If $(M,+)$ is a monoid then it obeys the laws:

$$m_1 + 0 = 0 + m_1 = m_1$$ $$m_1+(m_2+m_3)=(m_1+m_2)+m_3$$

But what if I have a structure $(A,+)$ that is almost a monoid, but not quite. For example, maybe it has an associated norm and obeys the laws:

$$|a + 0| < \delta$$ $$|0 + a| < \delta$$ $$|a_1+(a_2+a_3)| - |(a_1+a_2)+a_3| < \delta$$

Thus, we don't have an identity or associativity, but we have things that act almost like identities and associativity.

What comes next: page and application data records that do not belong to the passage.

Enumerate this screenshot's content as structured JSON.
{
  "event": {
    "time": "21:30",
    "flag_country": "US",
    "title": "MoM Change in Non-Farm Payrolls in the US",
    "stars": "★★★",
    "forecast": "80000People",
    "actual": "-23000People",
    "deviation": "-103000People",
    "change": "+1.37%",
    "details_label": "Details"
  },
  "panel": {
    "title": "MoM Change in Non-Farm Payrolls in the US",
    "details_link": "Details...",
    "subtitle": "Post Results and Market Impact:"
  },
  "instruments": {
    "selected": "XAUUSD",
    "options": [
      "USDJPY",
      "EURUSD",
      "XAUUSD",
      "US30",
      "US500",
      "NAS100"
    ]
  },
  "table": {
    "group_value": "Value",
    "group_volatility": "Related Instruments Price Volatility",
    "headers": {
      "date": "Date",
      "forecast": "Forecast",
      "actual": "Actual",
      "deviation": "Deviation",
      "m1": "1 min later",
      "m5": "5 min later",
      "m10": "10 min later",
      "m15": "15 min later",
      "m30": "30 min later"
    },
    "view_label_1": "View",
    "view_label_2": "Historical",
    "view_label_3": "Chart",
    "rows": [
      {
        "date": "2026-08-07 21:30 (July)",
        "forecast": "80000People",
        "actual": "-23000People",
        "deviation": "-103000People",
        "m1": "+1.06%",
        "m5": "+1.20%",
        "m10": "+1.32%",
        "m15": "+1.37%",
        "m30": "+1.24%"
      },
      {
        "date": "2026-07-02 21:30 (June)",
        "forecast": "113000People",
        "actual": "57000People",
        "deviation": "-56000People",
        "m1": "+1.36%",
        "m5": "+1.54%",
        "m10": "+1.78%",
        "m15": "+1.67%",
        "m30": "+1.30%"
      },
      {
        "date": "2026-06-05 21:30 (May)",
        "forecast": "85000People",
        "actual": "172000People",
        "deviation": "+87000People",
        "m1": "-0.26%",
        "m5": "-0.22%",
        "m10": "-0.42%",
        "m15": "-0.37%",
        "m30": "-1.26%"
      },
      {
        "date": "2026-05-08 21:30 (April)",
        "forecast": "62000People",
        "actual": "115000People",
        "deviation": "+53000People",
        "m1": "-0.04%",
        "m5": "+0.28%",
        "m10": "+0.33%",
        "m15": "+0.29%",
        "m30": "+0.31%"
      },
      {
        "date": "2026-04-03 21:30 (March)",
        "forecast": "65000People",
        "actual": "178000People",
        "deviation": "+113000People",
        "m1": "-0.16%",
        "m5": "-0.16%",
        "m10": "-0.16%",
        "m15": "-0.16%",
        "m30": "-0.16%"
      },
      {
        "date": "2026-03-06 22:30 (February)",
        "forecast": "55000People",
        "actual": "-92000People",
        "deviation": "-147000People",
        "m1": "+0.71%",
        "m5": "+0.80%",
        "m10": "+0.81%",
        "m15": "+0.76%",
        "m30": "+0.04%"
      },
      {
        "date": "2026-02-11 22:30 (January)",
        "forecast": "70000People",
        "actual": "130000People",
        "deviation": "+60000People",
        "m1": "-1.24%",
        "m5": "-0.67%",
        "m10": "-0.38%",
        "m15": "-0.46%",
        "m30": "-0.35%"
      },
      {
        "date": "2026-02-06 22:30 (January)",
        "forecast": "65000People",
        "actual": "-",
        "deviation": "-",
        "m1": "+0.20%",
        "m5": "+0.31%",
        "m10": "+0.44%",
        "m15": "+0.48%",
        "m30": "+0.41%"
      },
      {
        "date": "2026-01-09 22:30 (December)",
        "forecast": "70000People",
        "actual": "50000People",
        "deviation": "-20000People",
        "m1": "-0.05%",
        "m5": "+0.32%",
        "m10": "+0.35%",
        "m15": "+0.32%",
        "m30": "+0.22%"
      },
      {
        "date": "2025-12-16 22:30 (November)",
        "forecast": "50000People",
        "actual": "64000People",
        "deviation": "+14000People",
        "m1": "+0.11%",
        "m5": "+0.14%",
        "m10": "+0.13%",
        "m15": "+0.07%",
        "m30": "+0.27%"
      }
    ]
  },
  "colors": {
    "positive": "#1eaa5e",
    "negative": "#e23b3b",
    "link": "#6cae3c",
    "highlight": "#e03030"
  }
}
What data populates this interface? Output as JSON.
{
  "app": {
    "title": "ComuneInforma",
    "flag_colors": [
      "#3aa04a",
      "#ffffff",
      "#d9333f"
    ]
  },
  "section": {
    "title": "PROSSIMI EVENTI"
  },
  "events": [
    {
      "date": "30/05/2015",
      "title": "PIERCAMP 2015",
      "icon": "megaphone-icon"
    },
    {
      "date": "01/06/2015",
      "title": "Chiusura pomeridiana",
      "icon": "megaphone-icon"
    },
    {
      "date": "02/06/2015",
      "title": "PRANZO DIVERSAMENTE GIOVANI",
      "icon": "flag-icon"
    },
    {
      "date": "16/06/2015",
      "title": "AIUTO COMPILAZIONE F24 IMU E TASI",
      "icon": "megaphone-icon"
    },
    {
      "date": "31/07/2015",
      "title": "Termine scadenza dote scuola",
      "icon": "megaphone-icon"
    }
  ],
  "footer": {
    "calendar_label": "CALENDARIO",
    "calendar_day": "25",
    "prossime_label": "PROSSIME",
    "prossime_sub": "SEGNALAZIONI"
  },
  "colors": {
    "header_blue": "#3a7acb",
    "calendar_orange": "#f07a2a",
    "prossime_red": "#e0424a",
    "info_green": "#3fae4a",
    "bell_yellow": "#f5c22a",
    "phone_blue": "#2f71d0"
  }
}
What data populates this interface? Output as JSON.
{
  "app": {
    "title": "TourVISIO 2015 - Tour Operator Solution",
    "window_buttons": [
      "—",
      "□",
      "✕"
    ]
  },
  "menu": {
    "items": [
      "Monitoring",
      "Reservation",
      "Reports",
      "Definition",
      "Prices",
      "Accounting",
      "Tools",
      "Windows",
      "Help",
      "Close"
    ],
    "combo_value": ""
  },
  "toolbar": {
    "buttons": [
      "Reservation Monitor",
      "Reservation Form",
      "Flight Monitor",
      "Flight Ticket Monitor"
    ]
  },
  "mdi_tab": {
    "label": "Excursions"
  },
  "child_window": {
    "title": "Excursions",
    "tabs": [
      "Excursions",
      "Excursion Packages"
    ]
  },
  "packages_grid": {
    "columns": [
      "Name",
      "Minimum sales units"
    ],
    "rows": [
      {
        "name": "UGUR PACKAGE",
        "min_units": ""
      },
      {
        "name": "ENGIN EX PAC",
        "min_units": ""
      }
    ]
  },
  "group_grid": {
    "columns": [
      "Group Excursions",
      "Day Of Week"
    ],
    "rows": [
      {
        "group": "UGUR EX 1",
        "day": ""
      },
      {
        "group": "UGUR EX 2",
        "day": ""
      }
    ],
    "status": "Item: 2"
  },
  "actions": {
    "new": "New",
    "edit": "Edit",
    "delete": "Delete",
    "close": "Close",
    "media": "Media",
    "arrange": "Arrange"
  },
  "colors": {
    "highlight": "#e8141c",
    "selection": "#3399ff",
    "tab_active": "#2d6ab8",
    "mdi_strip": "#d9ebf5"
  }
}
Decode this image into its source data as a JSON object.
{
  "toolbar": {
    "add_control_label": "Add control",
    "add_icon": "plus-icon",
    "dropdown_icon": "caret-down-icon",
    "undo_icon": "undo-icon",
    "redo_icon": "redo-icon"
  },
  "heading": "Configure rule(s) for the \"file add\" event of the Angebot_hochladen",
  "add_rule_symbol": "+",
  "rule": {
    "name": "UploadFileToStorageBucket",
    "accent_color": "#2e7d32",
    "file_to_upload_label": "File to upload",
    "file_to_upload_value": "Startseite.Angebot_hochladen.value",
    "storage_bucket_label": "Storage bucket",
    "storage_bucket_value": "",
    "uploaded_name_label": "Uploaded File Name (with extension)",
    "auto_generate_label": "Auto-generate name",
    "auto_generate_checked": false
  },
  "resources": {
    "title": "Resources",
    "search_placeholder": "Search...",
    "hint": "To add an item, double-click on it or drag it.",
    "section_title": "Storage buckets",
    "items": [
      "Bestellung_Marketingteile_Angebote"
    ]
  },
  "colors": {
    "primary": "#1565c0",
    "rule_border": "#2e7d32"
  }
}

There are probably many other types of "almost monoids" (for example by multiplicative error instead of additive error). One simple example of a structure with these types of properties is floating point numbers on computers (although they probably need some more laws to handle infinities).

I'm working with some structures that have similar properties to this, and I'm wondering if these types of approximations have been studied before at all? I'm currently focusing on just the monoid's associativity property, but I'd be interested in other related approximate structures as well for ideas.